Last year, I started working as a graduate assistant to the Research and Scholarship team of the Taylor Center for Social Innovation and Design Thinking. This job has offered me opportunities to contribute to scholarship based on my own knowledge and experience, and has also challenged me to write and work in a field that is beyond my disciplinary comfort zone. I’ve drawn on my experience teaching service-learning courses while learning about the innovative partnerships between SISE classes and local organizations like GrowDat Youth Farm and PlayBuild NOLA. Witnessing conversations between faculty, staff, and community partners at the Taylor Center has offered me new insight into community-engaged scholarship. I got to watch the generative and detailed discussions of power dynamics, compensation, organization missions, and mutually beneficial goals between institutional and community partners in a way that only further developed the thinking and growth that I had begun as a Mellon fellow.
I have also worked on projects where I had to stretch myself disciplinarily. For example, I helped to edit a monograph written by Dr. Laura Murphy and Dr. Joshua Schoop called “A Map of the Landscape of Social Innovation Theories.” This is part of the Taylor Provocations series and is still forthcoming. I found that this manuscript was a great resource to understand the field of Social Innovation, its origins, and which projects and paradigms are driving current thinking. Though I did have trouble (and to be honest, still have trouble) with the wide range of products, processes, and paradigms that the term “social innovation” can encompass. I roughly see it now as innovative activities, relationships, and systems that not only address social problems but change the social conditions that created the problem. However, I am still reading, learning, and adjusting my understanding of what social innovation is!

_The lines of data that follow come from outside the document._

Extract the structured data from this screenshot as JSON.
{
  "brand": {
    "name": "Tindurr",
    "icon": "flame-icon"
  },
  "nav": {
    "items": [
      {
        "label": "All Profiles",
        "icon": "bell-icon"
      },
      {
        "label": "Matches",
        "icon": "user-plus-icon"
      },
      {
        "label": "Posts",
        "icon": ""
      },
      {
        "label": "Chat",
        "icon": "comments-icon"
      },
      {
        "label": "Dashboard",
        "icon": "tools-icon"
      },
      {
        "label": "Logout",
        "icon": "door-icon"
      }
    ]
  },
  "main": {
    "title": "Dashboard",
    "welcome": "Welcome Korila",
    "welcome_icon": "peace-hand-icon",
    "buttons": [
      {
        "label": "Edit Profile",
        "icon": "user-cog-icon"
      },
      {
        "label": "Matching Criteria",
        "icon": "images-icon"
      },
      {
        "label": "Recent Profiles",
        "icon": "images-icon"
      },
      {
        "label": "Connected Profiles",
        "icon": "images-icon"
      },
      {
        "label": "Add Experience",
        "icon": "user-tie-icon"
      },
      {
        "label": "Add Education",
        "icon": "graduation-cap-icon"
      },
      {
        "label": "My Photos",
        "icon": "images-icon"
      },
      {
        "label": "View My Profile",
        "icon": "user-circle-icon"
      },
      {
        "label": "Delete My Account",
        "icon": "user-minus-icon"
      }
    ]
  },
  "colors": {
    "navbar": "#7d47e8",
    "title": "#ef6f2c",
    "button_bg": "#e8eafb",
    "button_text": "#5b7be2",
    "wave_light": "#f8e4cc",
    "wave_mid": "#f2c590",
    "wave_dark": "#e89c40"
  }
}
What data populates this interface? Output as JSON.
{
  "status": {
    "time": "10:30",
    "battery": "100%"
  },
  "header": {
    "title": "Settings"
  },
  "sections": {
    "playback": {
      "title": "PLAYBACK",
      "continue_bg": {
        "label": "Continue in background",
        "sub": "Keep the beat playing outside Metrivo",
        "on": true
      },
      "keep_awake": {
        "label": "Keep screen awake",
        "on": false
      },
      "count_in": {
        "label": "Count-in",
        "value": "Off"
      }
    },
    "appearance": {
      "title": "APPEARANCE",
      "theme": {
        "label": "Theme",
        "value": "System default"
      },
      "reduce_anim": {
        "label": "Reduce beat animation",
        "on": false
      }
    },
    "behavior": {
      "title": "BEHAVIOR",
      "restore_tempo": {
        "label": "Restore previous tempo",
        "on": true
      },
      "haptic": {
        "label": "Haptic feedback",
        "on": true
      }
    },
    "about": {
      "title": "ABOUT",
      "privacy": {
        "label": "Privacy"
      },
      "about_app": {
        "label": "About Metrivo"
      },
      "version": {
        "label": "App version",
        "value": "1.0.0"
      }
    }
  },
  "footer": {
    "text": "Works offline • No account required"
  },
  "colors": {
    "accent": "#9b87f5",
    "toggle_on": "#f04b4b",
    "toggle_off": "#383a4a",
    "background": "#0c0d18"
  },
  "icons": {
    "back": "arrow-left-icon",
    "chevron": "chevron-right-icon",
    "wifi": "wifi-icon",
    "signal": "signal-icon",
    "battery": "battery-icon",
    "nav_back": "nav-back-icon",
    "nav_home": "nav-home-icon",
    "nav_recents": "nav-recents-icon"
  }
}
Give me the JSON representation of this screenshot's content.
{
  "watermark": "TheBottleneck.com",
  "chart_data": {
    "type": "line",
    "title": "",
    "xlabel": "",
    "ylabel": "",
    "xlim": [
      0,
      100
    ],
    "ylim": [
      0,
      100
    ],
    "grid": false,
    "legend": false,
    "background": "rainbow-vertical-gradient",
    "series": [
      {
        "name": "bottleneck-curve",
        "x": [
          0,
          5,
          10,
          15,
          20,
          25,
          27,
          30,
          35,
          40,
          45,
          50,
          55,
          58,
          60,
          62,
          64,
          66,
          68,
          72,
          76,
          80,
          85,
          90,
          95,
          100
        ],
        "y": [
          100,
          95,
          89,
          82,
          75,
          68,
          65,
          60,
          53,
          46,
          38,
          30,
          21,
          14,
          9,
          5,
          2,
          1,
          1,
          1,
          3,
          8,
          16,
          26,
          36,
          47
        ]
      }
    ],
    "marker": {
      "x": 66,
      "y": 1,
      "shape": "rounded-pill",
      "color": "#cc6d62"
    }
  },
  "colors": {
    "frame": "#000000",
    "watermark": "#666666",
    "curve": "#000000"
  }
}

As a scholar trained in the humanities, the field of literature on incubators and social labs was entirely new to me, as were the concepts of complexity theory, innovation diffusion, and systems thinking. Over the course of my learning, however, I have come to see some important overlaps and distinctions between some of these concepts and my activist scholarship in art history and museum practice that I am looking forward to exploring further. Stay tuned for my next post where I share my thoughts on the definitions of and intersection between Social Innovation and Community-Engaged Scholarship!